Imagine reading the final installment of your favorite novel. Do you savor what you’re reading? Do you rush through the chapters, desperately wanting to reach the potentially dramatic end?
Plainview Schools officials wait patiently as the process unfolds. But make no mistake: Plainview Athletic Director David Gilliam eagerly awaits the conclusion.
As The Ardmoreite reported Jan. 20, the school district’s bond was the final of four stanzas. This one, visually, has exciting potential. However, the $1 million allotted for the expansion of the track and installation of a turf football field is, at maximum, 10 percent of the bond, Gilliam said.
“You start working on a bond a long time before you actually put it up for a vote,” Gilliam said. “Throughout the years, they’ve done a little more. They’ve rebuilt the visitors’ stands, then the home stands and the concession area. That’s the next step. It was done on separate bonds in order to make the whole complex nice — instead of trying to do it all at once.
“This was the final step.”
When construction personnel finish the renovation, Plainview could host regional and state track meets.
David Jackson oversees track and field at the Oklahoma Secondary School Activities Association.

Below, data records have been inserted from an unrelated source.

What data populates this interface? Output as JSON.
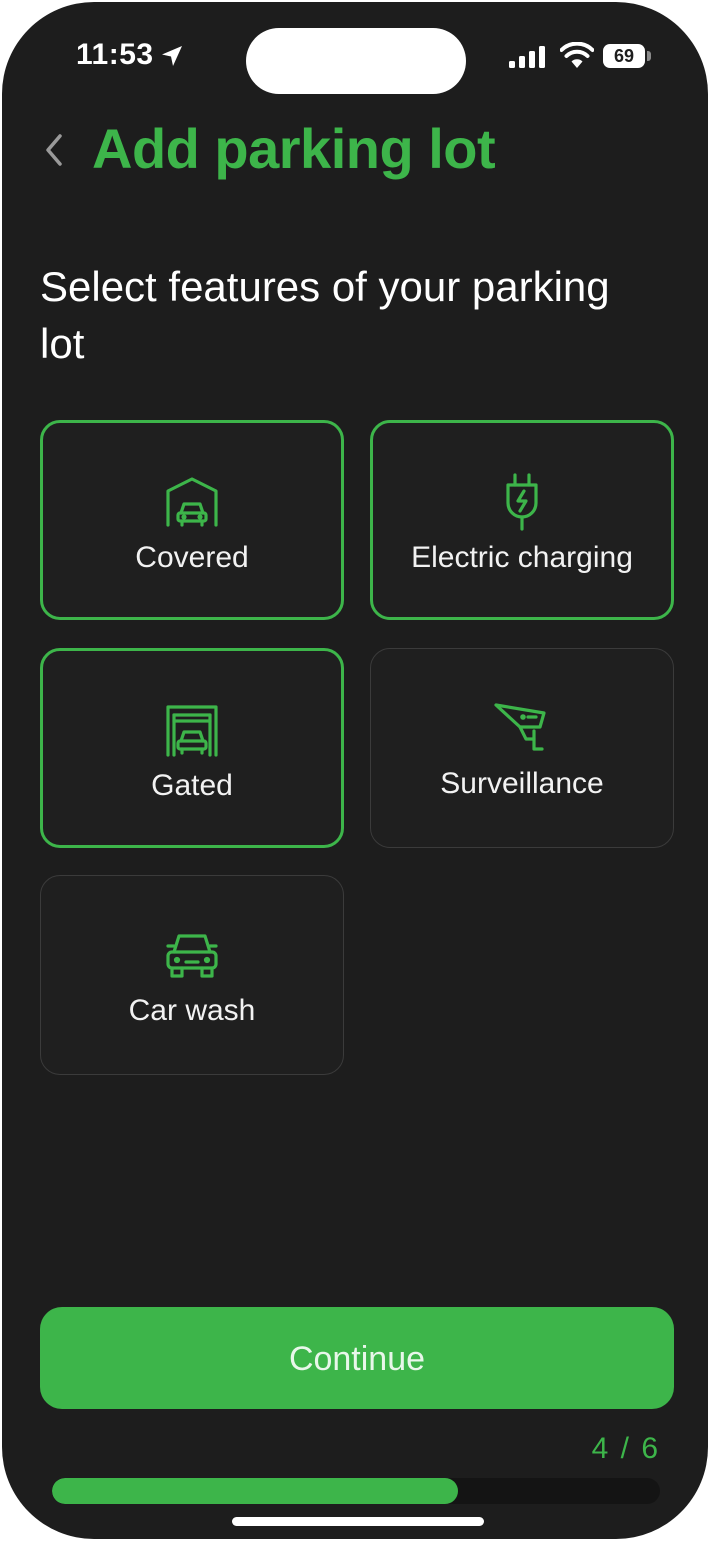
{
  "status_bar": {
    "time": "11:53",
    "battery_level": "69"
  },
  "header": {
    "back_icon": "chevron-left-icon",
    "title": "Add parking lot"
  },
  "question": "Select features of your parking lot",
  "features": [
    {
      "label": "Covered",
      "icon": "covered-garage-icon",
      "selected": true
    },
    {
      "label": "Electric charging",
      "icon": "ev-plug-icon",
      "selected": true
    },
    {
      "label": "Gated",
      "icon": "gated-garage-icon",
      "selected": true
    },
    {
      "label": "Surveillance",
      "icon": "security-camera-icon",
      "selected": false
    },
    {
      "label": "Car wash",
      "icon": "car-icon",
      "selected": false
    }
  ],
  "continue_label": "Continue",
  "progress": {
    "label": "4 / 6",
    "fraction": 0.667
  },
  "colors": {
    "accent": "#3db54a",
    "background": "#1d1d1d",
    "card_background": "#1f1f1f",
    "card_border_unselected": "#3b3b3b",
    "text": "#ffffff"
  }
}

He said the organization prefers eight-lane tracks. Seven is the minimum number of lanes the OSSAA would consider.
Jackson also referenced parking and seating.

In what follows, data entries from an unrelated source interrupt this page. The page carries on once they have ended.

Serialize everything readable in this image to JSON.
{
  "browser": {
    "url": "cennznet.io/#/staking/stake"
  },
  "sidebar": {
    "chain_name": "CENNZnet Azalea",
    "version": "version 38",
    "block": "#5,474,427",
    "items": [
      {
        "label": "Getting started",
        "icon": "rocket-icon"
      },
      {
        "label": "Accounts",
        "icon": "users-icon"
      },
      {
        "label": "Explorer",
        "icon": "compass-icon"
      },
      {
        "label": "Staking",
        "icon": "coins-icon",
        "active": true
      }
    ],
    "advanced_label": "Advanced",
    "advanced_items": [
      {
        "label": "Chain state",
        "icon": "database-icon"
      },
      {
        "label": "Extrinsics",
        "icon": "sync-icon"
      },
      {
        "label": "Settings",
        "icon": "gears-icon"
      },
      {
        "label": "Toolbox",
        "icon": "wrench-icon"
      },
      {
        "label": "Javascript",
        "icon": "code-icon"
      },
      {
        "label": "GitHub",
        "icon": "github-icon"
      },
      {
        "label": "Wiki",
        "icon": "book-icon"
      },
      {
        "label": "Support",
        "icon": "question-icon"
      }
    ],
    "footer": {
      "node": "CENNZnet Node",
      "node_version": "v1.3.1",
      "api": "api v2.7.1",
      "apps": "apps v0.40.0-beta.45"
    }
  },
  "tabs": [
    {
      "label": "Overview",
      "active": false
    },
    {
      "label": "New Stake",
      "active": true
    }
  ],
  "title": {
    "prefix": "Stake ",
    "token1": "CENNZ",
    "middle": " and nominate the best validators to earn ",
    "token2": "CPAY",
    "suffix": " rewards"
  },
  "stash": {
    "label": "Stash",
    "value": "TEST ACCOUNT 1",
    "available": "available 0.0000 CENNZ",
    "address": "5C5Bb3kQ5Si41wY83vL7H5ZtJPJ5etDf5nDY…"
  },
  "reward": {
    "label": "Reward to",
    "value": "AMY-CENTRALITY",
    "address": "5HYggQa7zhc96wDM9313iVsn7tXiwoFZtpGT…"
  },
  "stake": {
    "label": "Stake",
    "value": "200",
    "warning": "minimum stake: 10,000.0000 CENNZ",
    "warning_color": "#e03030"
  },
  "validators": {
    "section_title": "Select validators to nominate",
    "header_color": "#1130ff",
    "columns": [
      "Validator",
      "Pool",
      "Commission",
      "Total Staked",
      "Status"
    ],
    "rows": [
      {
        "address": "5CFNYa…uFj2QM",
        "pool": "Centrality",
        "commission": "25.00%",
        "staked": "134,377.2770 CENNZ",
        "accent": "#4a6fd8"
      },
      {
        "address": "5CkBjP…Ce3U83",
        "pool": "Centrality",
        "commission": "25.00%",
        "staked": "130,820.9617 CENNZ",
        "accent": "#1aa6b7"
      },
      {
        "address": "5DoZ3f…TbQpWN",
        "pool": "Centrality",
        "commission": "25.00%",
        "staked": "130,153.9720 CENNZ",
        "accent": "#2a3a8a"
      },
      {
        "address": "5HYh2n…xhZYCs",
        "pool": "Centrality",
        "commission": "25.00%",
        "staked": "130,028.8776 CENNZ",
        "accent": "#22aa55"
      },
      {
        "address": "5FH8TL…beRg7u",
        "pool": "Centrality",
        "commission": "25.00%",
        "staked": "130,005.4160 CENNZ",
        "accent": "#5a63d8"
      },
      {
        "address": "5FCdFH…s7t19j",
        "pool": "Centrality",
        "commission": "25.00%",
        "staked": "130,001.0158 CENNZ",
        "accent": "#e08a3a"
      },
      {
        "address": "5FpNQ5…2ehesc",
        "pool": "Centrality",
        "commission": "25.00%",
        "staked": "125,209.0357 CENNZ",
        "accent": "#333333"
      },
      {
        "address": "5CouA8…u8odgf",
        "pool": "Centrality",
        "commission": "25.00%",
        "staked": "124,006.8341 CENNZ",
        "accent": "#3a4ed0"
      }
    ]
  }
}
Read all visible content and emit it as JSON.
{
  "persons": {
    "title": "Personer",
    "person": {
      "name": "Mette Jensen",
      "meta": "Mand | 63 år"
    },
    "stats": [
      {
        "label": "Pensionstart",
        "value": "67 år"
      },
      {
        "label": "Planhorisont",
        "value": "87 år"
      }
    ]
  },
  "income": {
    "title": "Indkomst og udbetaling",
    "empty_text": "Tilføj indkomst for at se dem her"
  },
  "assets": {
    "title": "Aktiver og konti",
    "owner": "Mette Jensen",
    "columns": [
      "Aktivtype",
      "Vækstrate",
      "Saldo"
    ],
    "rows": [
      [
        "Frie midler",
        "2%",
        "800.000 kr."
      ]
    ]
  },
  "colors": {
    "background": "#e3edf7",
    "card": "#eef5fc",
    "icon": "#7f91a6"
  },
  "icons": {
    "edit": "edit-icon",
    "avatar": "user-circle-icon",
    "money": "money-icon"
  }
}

“Of course, adequate parking” is required, Jackson said. “I couldn’t give you a number to tell you what adequate means, but it’s probably something we would come look at to see if we thought the parking would be enough.”
Gilliam said the school owns some land adjacent to campus that they could use for parking.
He’s optimistic there’s sufficient seating, which is another minimum criterion that Jackson mentioned.
“For a state meet, you’re probably looking at a seating capacity of (about) 2,500 to 3,000,” he said. “If they were interested in hosting a regional or state track meet, we would certainly entertain that thought, come and visit with them to see if some of those minimum (criteria) exist.”
“I’ll be honest, I’d like to host a state track meet once we get it finished,” Gilliam said.   
Catoosa High School hosted the 2016 OSSAA Class 3A/4A State Track Meet, which ended on May 7 . A Cattoosa official said that there’s a four-to-six week window when sales tax receipts (typically) become available.
The same official also said that the city didn’t conduct any economic studies to determine the potential of hosting the two-day event.
If Plainview earns the privilege to host, it could benefit Ardmore economically, with opposing teams needing lodging, food and gas.
The Indians’ track teams would benefit, too.
“We’re not traveling,” Gilliam said. “Yes, you’ll make a little money, gate-wise or concession-wise. Building this complex wasn’t just to get the state track meet. I think it could help us out and help Ardmore out a little.”
Plainview could also host neutral-site football games, in a manner similar to Cache, which hosted Fox’s 2014 semifinal game against Tipton.
“Maybe we could open it up to those kind of games,” Gilliam said. “You’re not really going to wear out a turf field. It’s not going to be a mud bowl, ever.”
Last year, before its semifinal football game at Moore Schools Stadium, which has a turf field, Lone Grove practiced for a day at East Central University. If the Longhorns — or another school — reach that point in 2016, Gilliam addressed that contingency.
“Definitely, we would look at it if we’re not using it,” Gilliam said.
Moreover, a turf field would prove beneficial if the Indians added soccer as a varsity sport. Due to the state’s budget issues, the school’s addition of the sport is not imminent.
“I believe soccer’s growing,” Gilliam said. “I know we have kids here that play at the elementary level and don’t really have anywhere to go past club teams.
“I think it’s definitely something that’s going to be looked at. You can’t ignore the growth. Down the road, it’s definitely something that we’ll have to pay attention to.”
In the interim, the construction is underway. The economic benefits due to these renovations are uncertain for the town and, perhaps, outlying communities.
The athletic renovations comprise a small part of the bond.
“It’s part of just upgrading our school,” Gilliam said. “This same bond is going to build a new building across the street for the elementary, it’s going to put security offices at the high school, renovate the cafeteria, put a safe room at the high school, air conditioning, technology busses — it’s all on this bond.”
“It’s part of the process of staying ahead. Keeping your facilities nice. Our track’s … been resurfaced several times. You can’t host a conference, regional or state track meet with a six-lane track. It’s been talked about, adding to it, for years.
“They started from the outside and worked their way in.”